Provide only the number of lines in the records where "weight" appears.

----

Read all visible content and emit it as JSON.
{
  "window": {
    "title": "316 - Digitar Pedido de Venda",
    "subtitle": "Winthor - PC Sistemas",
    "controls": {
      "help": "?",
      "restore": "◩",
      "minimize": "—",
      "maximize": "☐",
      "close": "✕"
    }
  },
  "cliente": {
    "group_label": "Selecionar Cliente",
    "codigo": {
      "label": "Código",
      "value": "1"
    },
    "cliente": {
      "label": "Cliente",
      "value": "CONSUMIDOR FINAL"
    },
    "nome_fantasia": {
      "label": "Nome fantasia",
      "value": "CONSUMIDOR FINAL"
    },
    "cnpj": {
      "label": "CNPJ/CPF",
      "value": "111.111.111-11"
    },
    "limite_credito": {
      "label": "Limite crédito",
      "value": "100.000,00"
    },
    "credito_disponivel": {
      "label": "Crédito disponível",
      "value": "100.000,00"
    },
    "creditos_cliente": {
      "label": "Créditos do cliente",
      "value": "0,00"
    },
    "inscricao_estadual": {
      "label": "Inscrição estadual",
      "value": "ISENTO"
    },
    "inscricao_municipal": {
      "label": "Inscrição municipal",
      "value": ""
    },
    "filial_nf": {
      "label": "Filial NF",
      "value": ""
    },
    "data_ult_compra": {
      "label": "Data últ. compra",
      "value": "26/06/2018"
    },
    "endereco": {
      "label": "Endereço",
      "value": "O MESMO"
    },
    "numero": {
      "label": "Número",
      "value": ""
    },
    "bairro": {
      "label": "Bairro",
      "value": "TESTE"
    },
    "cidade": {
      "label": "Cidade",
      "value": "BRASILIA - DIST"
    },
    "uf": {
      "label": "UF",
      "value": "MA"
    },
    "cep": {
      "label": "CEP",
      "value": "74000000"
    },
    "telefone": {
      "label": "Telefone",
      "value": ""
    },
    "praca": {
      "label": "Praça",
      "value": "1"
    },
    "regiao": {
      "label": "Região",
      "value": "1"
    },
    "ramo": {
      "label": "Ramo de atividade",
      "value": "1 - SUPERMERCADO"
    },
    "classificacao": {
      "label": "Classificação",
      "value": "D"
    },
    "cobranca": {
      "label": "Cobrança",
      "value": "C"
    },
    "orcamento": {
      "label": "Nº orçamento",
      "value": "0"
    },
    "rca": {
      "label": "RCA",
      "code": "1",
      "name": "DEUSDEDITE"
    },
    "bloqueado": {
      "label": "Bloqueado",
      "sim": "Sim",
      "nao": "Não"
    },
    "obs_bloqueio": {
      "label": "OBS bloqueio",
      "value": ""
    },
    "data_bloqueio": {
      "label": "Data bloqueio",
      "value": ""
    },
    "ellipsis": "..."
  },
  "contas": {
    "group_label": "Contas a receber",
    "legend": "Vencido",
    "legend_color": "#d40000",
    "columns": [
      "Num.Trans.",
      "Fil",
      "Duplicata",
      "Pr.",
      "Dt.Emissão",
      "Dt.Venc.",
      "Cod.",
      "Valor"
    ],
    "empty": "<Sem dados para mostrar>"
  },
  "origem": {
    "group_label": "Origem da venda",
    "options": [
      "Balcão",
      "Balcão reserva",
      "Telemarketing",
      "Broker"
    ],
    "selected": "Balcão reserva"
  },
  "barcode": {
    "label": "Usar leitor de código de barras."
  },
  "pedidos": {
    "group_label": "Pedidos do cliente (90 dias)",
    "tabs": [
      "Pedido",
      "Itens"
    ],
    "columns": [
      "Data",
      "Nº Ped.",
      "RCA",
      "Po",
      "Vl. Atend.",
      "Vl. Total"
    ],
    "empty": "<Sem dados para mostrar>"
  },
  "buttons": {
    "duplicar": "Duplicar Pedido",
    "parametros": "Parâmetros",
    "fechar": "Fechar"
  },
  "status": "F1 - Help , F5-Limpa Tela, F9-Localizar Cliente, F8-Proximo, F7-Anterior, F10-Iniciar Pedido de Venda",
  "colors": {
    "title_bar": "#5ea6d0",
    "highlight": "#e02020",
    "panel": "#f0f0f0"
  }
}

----

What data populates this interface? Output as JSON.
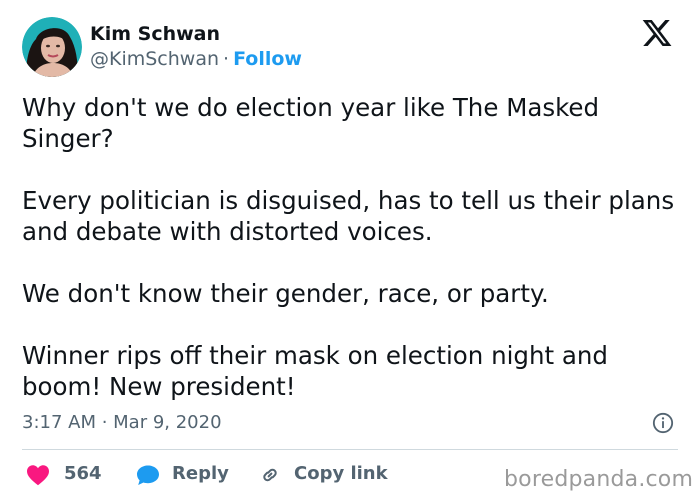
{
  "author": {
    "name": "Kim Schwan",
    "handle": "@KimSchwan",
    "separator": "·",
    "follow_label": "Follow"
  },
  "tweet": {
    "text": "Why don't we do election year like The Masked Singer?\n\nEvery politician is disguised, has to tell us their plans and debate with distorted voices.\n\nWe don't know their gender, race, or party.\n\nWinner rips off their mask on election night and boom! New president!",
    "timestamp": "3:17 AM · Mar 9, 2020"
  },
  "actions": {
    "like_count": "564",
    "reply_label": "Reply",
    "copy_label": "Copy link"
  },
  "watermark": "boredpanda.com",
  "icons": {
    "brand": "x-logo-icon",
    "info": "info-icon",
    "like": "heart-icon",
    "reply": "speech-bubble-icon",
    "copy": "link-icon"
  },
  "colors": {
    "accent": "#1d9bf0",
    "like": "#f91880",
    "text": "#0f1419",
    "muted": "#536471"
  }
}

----

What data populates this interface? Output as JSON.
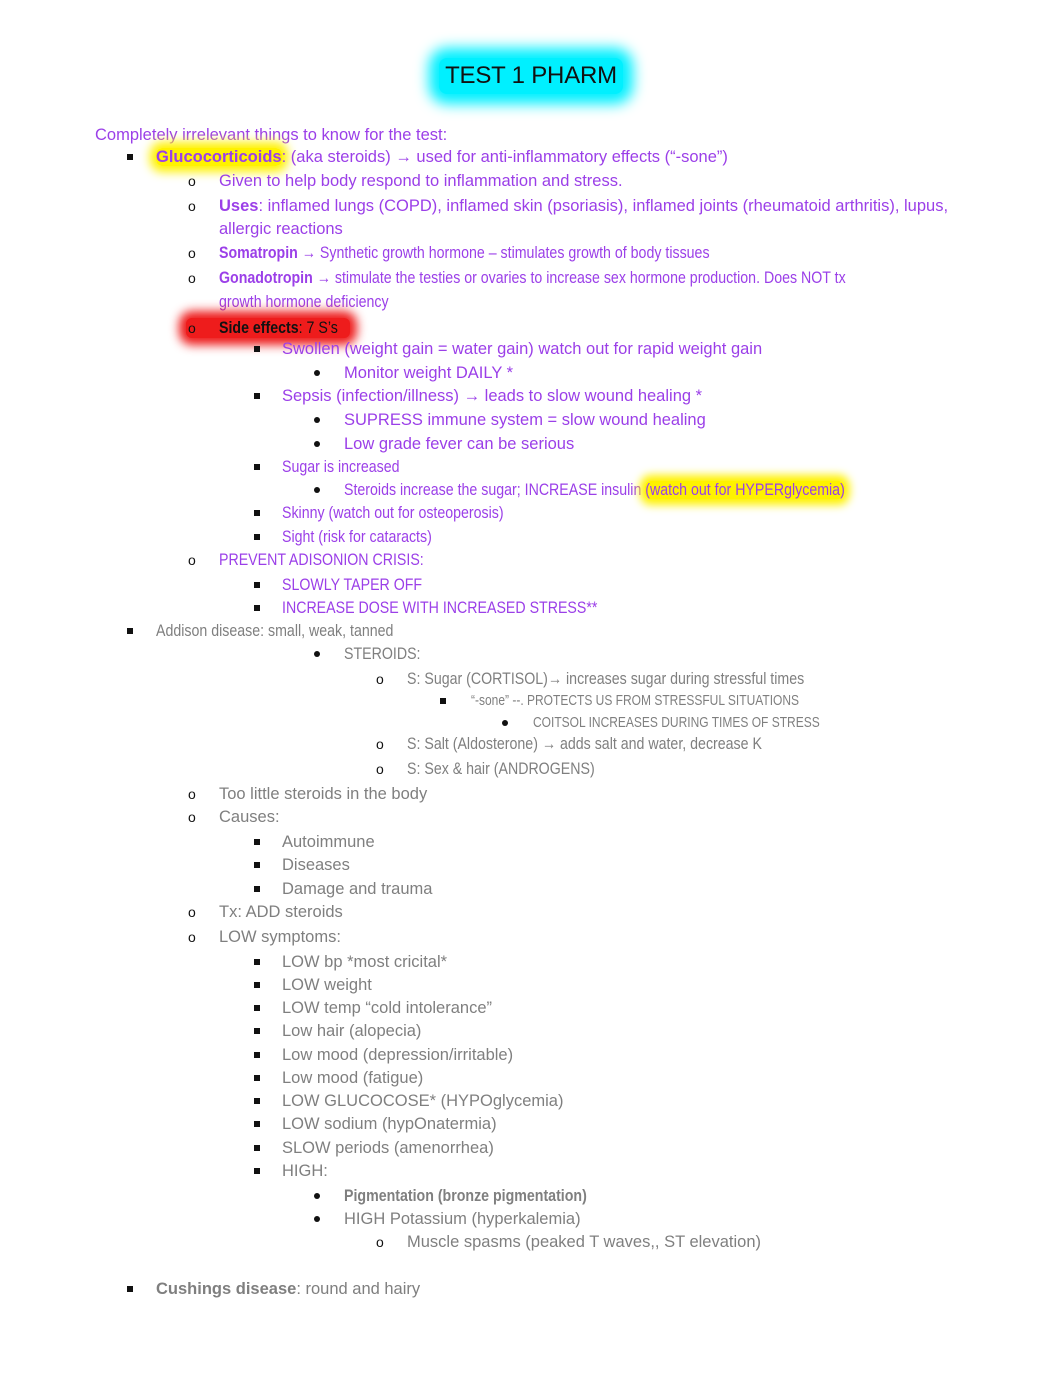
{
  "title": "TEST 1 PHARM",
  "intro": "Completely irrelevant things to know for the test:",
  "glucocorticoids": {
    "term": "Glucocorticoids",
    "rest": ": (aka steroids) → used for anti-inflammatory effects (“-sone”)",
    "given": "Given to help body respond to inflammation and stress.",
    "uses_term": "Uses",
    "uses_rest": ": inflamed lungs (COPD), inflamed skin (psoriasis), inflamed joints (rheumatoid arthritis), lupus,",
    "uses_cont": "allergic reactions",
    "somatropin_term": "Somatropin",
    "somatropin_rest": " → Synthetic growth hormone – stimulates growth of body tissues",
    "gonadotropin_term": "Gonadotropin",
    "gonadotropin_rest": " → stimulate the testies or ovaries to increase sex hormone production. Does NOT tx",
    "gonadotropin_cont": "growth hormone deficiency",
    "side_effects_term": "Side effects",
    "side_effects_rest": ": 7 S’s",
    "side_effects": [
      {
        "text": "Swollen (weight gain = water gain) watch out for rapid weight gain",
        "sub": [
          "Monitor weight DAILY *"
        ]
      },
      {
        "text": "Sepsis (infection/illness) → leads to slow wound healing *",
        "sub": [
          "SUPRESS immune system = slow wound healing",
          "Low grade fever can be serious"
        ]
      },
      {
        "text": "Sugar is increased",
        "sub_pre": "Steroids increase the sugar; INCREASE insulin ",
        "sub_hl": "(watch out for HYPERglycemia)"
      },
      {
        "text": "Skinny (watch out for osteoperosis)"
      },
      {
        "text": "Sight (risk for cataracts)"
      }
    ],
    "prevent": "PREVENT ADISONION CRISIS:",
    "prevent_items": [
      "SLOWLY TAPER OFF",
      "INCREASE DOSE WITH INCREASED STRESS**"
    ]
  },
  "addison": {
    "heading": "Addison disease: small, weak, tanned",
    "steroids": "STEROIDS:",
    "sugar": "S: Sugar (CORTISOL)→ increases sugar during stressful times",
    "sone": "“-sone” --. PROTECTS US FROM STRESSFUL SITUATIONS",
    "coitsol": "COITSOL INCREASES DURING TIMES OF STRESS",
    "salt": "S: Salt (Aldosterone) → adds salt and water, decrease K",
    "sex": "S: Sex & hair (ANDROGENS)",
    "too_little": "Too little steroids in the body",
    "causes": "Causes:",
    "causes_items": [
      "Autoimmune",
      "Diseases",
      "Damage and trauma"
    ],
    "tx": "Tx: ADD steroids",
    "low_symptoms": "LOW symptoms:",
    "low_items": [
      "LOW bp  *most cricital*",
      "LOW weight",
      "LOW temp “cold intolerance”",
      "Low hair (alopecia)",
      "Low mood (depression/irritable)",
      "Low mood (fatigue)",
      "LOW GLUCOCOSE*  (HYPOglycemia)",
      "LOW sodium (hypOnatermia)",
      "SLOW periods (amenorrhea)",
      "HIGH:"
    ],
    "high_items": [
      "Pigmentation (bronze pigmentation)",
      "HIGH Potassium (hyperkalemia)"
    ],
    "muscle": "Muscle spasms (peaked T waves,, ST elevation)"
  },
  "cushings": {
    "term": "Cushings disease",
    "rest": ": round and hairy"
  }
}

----

**ANSWER FOR THE TASK**
3